Consultation on changes to the scope and governance of the Gangmasters Licensing Authority

Closed 21 Jun 2013

Opened 26 Apr 2013


The purpose of this consultation is to seek views on the Government’s plans to change underpinning legislation to amend the scope of GLA licensing, to change the size and structure of the GLA Board and to suggest ideas for alternative sanctions that the GLA might use to tackle transgressions in this area.  This Website includes an online survey which you can use to give us your responses to the questions in the Consultation Document.

An Impact Assessment on the impact of the changes to the GLA is published to accompany this consultation.  You are also invited to comment on the estimates and assumptions made in the Impact Assessment and to let us have your own views on the impact, with your reasons. 

We would prefer you to give us your answers to the consultation questions and your views on the Impact Assessment using the online survey.  If you are unable to do so, we will accept responses via email to the consutlation email box.

There is a link to the Impact Assessment and to the Consultation Document below.  Alternatively, if you would like to receive hard copies of these documents, you may call Stephen Moorcroft at Defra on 020-7238-6295 or via email at and one will be sent to you. 

Separately from this Defra consultation the GLA have carried out a consultation on the administration of their licensing arrangements.  The GLA consultation set out proposals for change in the following areas: the application inspection process, earned recognition, license renewal process and changes to the public register and active check process. The GLA consultation opened on 28 January 2013 and closed on 22 March 2013.  A link to the GLA’s consultation page is included below.

Why your views matter

 The review of the operation of the GLA licensing scheme, undertaken as part of the Red Tape Challenge during the autumn of 2011, concluded that the most vulnerable workers in the regulated sectors should continue to receive the protection offered by the licensing regime.  However, the review recognised that the circumstances of supply of workers in some areas covered by licensing pose no serious risk of exploitation. 
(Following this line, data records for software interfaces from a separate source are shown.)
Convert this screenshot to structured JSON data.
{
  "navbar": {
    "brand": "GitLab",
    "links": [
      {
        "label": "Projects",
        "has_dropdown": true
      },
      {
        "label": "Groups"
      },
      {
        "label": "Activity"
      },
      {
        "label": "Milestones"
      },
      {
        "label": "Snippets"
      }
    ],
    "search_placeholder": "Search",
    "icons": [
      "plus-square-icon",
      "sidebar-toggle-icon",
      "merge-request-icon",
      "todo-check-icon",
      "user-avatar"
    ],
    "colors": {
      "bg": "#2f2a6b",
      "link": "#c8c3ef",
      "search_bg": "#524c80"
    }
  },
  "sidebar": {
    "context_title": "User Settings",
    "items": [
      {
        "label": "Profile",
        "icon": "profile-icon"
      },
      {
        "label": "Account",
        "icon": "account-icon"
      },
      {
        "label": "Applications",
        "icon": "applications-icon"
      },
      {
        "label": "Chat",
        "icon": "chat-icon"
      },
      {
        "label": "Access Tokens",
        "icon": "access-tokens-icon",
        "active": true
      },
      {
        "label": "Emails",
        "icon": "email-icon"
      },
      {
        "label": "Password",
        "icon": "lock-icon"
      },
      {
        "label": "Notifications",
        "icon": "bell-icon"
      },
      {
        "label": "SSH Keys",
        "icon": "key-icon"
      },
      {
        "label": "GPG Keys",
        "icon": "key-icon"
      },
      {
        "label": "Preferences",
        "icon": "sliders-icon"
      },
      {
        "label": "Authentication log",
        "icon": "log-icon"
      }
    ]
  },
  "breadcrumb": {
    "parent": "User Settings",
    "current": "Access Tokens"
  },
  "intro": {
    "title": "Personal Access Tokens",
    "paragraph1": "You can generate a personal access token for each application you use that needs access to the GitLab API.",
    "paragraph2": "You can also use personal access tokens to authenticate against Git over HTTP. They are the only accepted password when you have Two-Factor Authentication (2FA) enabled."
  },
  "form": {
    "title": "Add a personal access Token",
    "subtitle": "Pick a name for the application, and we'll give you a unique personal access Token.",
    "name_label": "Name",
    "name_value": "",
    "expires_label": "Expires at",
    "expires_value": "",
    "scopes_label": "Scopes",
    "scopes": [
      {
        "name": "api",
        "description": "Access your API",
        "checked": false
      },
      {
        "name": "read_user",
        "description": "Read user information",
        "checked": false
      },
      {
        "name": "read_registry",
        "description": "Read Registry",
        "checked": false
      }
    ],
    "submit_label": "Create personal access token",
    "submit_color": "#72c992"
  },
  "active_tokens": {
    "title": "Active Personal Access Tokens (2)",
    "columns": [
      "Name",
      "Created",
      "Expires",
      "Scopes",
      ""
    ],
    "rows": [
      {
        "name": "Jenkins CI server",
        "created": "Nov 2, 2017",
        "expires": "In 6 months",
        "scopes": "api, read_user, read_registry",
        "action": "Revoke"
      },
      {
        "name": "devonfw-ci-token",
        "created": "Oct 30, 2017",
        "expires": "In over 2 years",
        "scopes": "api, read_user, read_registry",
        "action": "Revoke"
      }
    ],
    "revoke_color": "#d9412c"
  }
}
The review recommended reducing the burden of inspections and fees on established, compliant businesses.  This would free the GLA to focus more closely on the gross abuse of workers with an increased commitment to tackling any unscrupulous gangmasters committing crimes including tax evasion, trafficking, health and safety negligence and other serious crimes. 

The GLA will target suspected serious and organised crime by working more closely with the Serious Organised Crime Authority, its successor, and other specialist law enforcement agencies across Government.  The review also concluded that the current sanctions available to the GLA would not provide the flexibility it requires to carry out its compliance and enforcement roles effectively and proportionately in the future. 

The Defra Minister of State made a statement to Parliament in May 2012 on the outcomes of the Red Tape Challenge review on the operations of the GLA.   The full text of the Written Ministerial Statement can be found in Annex 1 of the Consultation Document.

What happens next

We intend to introduce the changes to the Exclusions Regulations in the Autumn and changes to the GLA governance structures early in 2014.  Once the arrangements are in place Ministers will appoint new Board members.  Giving the GLA powers to use civil sanctions will require consultation on specific proposals with a view to making the necessary legislative changes as soon as possible.


  • Trade Unions
  • Employment Agencies
  • Food Business Operators
  • Licensed Gangmasters
  • Farmers
  • Horticulture Industry
  • Shellfish Cultivators


  • Shellfish
  • Egg industry
  • Poultry industry
  • Dairy industry
  • Farm management
  • Land management
  • Forestry
  • Rural economy and communities